In searching for the cause, the team ruled out several possible causes of the decline, including climate change, habitat alterations and the “sociological effect” of increased hunter interest in submitting trophies to the record books. Instead, the analyses pointed them toward the intensive harvest of males as the most likely explanation for the declines. Intensive harvest lowers the age of the males across the species, allowing fewer animals to reach trophy status prior to harvest.
The bottom line is that a buck will never express his full genetic potential or pass along his DNA if he’s shot as a youngster.
Of the three elements of deer management, genetics is probably the most discussed and the least important. It is definitely the most difficult to control.
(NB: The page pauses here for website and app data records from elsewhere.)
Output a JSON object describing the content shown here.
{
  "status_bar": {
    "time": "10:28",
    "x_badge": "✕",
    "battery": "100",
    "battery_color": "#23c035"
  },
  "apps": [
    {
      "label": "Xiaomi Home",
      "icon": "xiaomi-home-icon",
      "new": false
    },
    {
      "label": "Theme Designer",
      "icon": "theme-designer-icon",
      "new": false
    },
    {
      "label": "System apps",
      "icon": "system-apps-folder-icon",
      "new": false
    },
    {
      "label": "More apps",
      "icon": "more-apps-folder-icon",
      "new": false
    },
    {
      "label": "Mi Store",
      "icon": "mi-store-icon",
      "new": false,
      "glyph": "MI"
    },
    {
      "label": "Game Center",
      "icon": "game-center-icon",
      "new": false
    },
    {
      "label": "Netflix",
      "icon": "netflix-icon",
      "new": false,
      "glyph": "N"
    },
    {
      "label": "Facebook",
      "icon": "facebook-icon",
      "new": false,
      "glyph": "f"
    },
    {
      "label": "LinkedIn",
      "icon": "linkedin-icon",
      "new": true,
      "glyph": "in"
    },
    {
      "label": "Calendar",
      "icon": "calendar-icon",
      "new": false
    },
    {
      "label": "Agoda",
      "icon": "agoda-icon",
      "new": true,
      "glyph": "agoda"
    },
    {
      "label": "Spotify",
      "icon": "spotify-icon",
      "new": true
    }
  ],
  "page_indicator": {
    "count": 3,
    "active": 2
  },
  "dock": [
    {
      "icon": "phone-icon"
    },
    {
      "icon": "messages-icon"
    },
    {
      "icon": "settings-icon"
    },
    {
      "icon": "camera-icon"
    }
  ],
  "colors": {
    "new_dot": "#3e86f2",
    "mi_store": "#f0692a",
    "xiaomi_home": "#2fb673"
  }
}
All bucks are genetically predisposed to grow a set of antlers with certain antler traits. Some will grow big ones while others will grow small ones, some high, and others wide. But genetic potential can be masked by poor nutrition and youth; therefore, some of the biggest management gains are made by improving habitat and allowing bucks to mature.
Managing genetics within a free-ranging deer herd can be the most difficult and confusing part of a deer management program. Selectively removing “undesirable” bucks through a culling program is the most common way of trying to influence the deer herd’s genetic profile. For a culling program to be successful, a manager must have a very clear goal in mind and be able to implement a very thorough, selective harvest program that takes into account antler characteristics and age.
This is not a proposition to be entered into lightly because it takes an on-going commitment to see results. Each year, the undesirable bucks must be identified and harvested. In addition, does must be harvested aggressively to ensure that the habitat’s carrying capacity is not exceeded.
Many landowners aspire to practice Quality Deer Management. The name has taken on a mystique, but it is simply: “the voluntary use of restraint in the harvesting of young bucks, combined with an appropriate antlerless harvest to maintain a healthy deer population in balance with the habitat.”
As this definition asserts, deer management is not rocket science, but a practical balancing act.